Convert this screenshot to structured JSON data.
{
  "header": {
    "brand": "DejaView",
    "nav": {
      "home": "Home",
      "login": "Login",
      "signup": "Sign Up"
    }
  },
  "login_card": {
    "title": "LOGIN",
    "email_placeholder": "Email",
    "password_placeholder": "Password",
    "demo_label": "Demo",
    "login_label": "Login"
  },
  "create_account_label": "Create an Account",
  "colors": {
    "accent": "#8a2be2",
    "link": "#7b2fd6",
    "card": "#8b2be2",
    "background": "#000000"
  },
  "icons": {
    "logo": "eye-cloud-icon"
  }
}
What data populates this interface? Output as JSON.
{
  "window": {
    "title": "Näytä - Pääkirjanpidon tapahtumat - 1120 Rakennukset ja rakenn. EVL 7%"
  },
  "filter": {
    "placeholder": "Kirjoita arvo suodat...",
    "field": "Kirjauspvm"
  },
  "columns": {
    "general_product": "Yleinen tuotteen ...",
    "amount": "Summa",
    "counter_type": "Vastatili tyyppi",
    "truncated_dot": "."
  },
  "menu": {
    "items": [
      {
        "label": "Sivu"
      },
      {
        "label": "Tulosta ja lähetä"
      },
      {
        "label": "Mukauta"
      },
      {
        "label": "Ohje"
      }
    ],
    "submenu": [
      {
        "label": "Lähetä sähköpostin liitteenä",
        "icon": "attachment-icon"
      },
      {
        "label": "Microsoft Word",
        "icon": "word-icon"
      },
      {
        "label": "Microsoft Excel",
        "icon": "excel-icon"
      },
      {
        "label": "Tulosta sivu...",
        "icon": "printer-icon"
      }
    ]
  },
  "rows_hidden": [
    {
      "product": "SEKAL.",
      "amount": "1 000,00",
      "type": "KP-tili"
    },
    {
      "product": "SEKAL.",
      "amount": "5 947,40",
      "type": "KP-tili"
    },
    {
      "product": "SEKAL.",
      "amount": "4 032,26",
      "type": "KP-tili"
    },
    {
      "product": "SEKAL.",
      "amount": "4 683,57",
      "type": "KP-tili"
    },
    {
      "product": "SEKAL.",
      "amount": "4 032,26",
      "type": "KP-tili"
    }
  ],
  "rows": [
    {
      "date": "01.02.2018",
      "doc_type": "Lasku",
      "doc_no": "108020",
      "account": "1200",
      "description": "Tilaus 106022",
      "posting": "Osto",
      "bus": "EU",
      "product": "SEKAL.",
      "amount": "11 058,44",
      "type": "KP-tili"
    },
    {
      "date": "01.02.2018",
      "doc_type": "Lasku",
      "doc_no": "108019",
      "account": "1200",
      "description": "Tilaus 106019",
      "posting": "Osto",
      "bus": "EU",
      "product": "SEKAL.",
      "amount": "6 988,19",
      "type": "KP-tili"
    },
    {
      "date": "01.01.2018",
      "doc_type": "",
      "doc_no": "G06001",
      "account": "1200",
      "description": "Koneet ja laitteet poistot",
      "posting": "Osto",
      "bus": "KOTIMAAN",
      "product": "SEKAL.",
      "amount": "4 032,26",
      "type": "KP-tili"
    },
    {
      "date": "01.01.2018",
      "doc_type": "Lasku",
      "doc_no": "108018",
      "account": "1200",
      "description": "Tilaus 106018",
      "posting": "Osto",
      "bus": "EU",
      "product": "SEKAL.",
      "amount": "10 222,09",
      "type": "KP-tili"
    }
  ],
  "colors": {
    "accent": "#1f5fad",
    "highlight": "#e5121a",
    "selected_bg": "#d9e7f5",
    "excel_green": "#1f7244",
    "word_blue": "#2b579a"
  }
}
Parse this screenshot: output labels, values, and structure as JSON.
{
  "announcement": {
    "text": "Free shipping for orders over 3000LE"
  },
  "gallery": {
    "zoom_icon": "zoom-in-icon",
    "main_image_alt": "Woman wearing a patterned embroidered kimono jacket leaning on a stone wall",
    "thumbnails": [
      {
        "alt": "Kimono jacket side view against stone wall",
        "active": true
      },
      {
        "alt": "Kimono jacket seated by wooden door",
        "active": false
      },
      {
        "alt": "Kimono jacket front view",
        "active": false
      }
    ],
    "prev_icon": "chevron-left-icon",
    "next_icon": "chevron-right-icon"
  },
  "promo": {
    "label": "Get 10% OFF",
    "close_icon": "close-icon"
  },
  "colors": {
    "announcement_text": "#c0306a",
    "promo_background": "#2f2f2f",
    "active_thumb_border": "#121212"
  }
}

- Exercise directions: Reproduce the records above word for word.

- Result of the task:
Convert this screenshot to structured JSON data.
{
  "header": {
    "brand": "DejaView",
    "nav": {
      "home": "Home",
      "login": "Login",
      "signup": "Sign Up"
    }
  },
  "login_card": {
    "title": "LOGIN",
    "email_placeholder": "Email",
    "password_placeholder": "Password",
    "demo_label": "Demo",
    "login_label": "Login"
  },
  "create_account_label": "Create an Account",
  "colors": {
    "accent": "#8a2be2",
    "link": "#7b2fd6",
    "card": "#8b2be2",
    "background": "#000000"
  },
  "icons": {
    "logo": "eye-cloud-icon"
  }
}
What data populates this interface? Output as JSON.
{
  "window": {
    "title": "Näytä - Pääkirjanpidon tapahtumat - 1120 Rakennukset ja rakenn. EVL 7%"
  },
  "filter": {
    "placeholder": "Kirjoita arvo suodat...",
    "field": "Kirjauspvm"
  },
  "columns": {
    "general_product": "Yleinen tuotteen ...",
    "amount": "Summa",
    "counter_type": "Vastatili tyyppi",
    "truncated_dot": "."
  },
  "menu": {
    "items": [
      {
        "label": "Sivu"
      },
      {
        "label": "Tulosta ja lähetä"
      },
      {
        "label": "Mukauta"
      },
      {
        "label": "Ohje"
      }
    ],
    "submenu": [
      {
        "label": "Lähetä sähköpostin liitteenä",
        "icon": "attachment-icon"
      },
      {
        "label": "Microsoft Word",
        "icon": "word-icon"
      },
      {
        "label": "Microsoft Excel",
        "icon": "excel-icon"
      },
      {
        "label": "Tulosta sivu...",
        "icon": "printer-icon"
      }
    ]
  },
  "rows_hidden": [
    {
      "product": "SEKAL.",
      "amount": "1 000,00",
      "type": "KP-tili"
    },
    {
      "product": "SEKAL.",
      "amount": "5 947,40",
      "type": "KP-tili"
    },
    {
      "product": "SEKAL.",
      "amount": "4 032,26",
      "type": "KP-tili"
    },
    {
      "product": "SEKAL.",
      "amount": "4 683,57",
      "type": "KP-tili"
    },
    {
      "product": "SEKAL.",
      "amount": "4 032,26",
      "type": "KP-tili"
    }
  ],
  "rows": [
    {
      "date": "01.02.2018",
      "doc_type": "Lasku",
      "doc_no": "108020",
      "account": "1200",
      "description": "Tilaus 106022",
      "posting": "Osto",
      "bus": "EU",
      "product": "SEKAL.",
      "amount": "11 058,44",
      "type": "KP-tili"
    },
    {
      "date": "01.02.2018",
      "doc_type": "Lasku",
      "doc_no": "108019",
      "account": "1200",
      "description": "Tilaus 106019",
      "posting": "Osto",
      "bus": "EU",
      "product": "SEKAL.",
      "amount": "6 988,19",
      "type": "KP-tili"
    },
    {
      "date": "01.01.2018",
      "doc_type": "",
      "doc_no": "G06001",
      "account": "1200",
      "description": "Koneet ja laitteet poistot",
      "posting": "Osto",
      "bus": "KOTIMAAN",
      "product": "SEKAL.",
      "amount": "4 032,26",
      "type": "KP-tili"
    },
    {
      "date": "01.01.2018",
      "doc_type": "Lasku",
      "doc_no": "108018",
      "account": "1200",
      "description": "Tilaus 106018",
      "posting": "Osto",
      "bus": "EU",
      "product": "SEKAL.",
      "amount": "10 222,09",
      "type": "KP-tili"
    }
  ],
  "colors": {
    "accent": "#1f5fad",
    "highlight": "#e5121a",
    "selected_bg": "#d9e7f5",
    "excel_green": "#1f7244",
    "word_blue": "#2b579a"
  }
}
Parse this screenshot: output labels, values, and structure as JSON.
{
  "announcement": {
    "text": "Free shipping for orders over 3000LE"
  },
  "gallery": {
    "zoom_icon": "zoom-in-icon",
    "main_image_alt": "Woman wearing a patterned embroidered kimono jacket leaning on a stone wall",
    "thumbnails": [
      {
        "alt": "Kimono jacket side view against stone wall",
        "active": true
      },
      {
        "alt": "Kimono jacket seated by wooden door",
        "active": false
      },
      {
        "alt": "Kimono jacket front view",
        "active": false
      }
    ],
    "prev_icon": "chevron-left-icon",
    "next_icon": "chevron-right-icon"
  },
  "promo": {
    "label": "Get 10% OFF",
    "close_icon": "close-icon"
  },
  "colors": {
    "announcement_text": "#c0306a",
    "promo_background": "#2f2f2f",
    "active_thumb_border": "#121212"
  }
}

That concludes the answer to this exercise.